The impact of criminalisation on Aboriginal men’s selfhood

Monday, 1 July 2019
Shea Spierings

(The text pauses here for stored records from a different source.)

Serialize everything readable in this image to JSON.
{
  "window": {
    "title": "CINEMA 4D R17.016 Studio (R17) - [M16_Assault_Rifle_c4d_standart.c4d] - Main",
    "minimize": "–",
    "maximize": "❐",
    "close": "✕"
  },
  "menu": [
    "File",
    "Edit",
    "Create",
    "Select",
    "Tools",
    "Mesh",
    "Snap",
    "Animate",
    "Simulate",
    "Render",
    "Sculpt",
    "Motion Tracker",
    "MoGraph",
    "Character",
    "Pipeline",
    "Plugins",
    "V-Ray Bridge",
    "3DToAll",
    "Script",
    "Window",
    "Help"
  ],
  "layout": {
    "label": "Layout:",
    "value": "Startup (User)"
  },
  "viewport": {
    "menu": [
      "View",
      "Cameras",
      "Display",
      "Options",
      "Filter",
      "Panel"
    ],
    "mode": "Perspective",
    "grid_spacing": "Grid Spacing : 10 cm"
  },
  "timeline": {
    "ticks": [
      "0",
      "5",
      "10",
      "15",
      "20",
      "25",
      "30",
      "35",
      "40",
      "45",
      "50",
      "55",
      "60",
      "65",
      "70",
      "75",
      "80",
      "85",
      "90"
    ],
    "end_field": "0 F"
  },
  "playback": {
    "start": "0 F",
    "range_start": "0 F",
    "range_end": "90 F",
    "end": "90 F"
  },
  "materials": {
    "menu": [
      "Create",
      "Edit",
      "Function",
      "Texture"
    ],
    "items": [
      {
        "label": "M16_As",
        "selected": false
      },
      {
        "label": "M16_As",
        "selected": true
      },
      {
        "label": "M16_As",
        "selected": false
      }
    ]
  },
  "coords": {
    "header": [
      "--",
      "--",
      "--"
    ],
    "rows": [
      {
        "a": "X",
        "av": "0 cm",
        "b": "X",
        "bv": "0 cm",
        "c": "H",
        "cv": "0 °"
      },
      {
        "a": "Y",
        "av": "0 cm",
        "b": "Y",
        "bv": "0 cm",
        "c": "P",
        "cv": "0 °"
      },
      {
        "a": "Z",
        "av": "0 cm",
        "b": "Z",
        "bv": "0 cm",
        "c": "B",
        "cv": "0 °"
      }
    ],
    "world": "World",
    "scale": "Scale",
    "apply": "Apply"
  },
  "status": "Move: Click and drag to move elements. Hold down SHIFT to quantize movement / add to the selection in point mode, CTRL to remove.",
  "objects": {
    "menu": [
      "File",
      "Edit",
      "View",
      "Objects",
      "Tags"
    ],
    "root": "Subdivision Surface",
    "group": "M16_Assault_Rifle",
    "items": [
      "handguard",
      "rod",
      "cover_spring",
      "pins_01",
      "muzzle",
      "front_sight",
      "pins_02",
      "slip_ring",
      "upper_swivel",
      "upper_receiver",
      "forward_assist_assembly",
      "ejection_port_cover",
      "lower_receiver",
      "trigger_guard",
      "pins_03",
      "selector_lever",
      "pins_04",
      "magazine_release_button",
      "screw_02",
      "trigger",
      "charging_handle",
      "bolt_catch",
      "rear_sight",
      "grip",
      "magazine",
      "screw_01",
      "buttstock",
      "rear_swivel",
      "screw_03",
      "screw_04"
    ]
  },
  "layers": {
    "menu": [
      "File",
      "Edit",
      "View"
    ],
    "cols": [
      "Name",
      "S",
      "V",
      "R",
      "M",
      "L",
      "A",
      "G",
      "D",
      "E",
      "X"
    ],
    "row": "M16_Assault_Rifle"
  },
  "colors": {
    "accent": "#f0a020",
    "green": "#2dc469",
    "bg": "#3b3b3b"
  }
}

Indigenous people currently comprise 28% of the prisoner population nationally, with state and territory Indigenous prisoner populations ranging from 9% in Victoria to as much as 84% in the Northern Territory. These statistics evidence the role that criminalisation plays between Aboriginal people and the Australian state. Equally striking is that 90% of Indigenous inmates are men. However, these statistics only tell the structural part of the story. What is not well known, is how such experiences of criminalisation influence Aboriginal men’s understandings of selfhood. The purpose of this project is to address the absence of Aboriginal men’s voices on the impact that criminalisation has on our understandings of who we are. The innovative methodology of this project utilises tools that foreground the voices of Aboriginal men and their closest of kin to constitute a web of personal relations and events with Aboriginal men at the centre. This enables the unpacking of complex processes that influence these men’s perceptions of who they are. This presentation offers the preliminary findings of a PhD thesis that investigates Aboriginal men’s perspectives on the impact that criminalisation has on their selfhood.